§ **Problem statement**: Repeat each entry exactly; omit all pictures.

[Excerpts from an interface dataset]

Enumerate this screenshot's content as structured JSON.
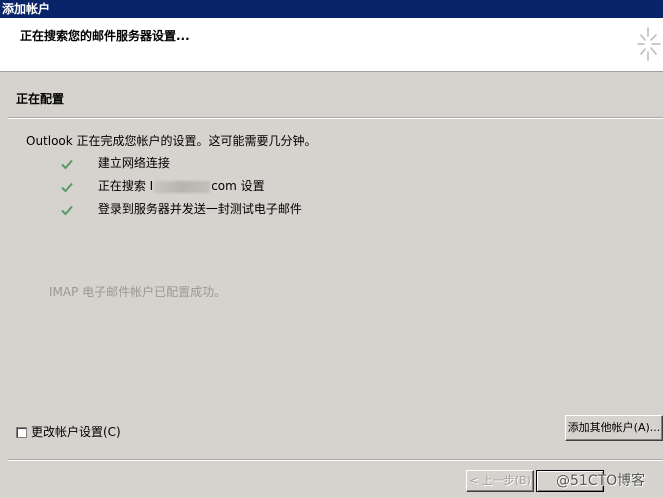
{
  "window": {
    "title": "添加帐户"
  },
  "header": {
    "title": "正在搜索您的邮件服务器设置..."
  },
  "section": {
    "title": "正在配置"
  },
  "status": {
    "message": "Outlook 正在完成您帐户的设置。这可能需要几分钟。"
  },
  "tasks": [
    {
      "label": "建立网络连接",
      "done": true
    },
    {
      "prefix": "正在搜索 I",
      "suffix": "com 设置",
      "done": true
    },
    {
      "label": "登录到服务器并发送一封测试电子邮件",
      "done": true
    }
  ],
  "result": {
    "message": "IMAP 电子邮件帐户已配置成功。"
  },
  "options": {
    "change_settings_label": "更改帐户设置(C)",
    "change_settings_checked": false
  },
  "buttons": {
    "add_other_label": "添加其他帐户(A)...",
    "back_label": "< 上一步(B)",
    "next_label": ""
  },
  "watermark": {
    "text": "@51CTO博客"
  },
  "colors": {
    "titlebar": "#0a246a",
    "check": "#5a9a6a",
    "muted_text": "#9a9892"
  }
}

§ **Task answer**:
Enumerate this screenshot's content as structured JSON.
{
  "window": {
    "title": "添加帐户"
  },
  "header": {
    "title": "正在搜索您的邮件服务器设置..."
  },
  "section": {
    "title": "正在配置"
  },
  "status": {
    "message": "Outlook 正在完成您帐户的设置。这可能需要几分钟。"
  },
  "tasks": [
    {
      "label": "建立网络连接",
      "done": true
    },
    {
      "prefix": "正在搜索 I",
      "suffix": "com 设置",
      "done": true
    },
    {
      "label": "登录到服务器并发送一封测试电子邮件",
      "done": true
    }
  ],
  "result": {
    "message": "IMAP 电子邮件帐户已配置成功。"
  },
  "options": {
    "change_settings_label": "更改帐户设置(C)",
    "change_settings_checked": false
  },
  "buttons": {
    "add_other_label": "添加其他帐户(A)...",
    "back_label": "< 上一步(B)",
    "next_label": ""
  },
  "watermark": {
    "text": "@51CTO博客"
  },
  "colors": {
    "titlebar": "#0a246a",
    "check": "#5a9a6a",
    "muted_text": "#9a9892"
  }
}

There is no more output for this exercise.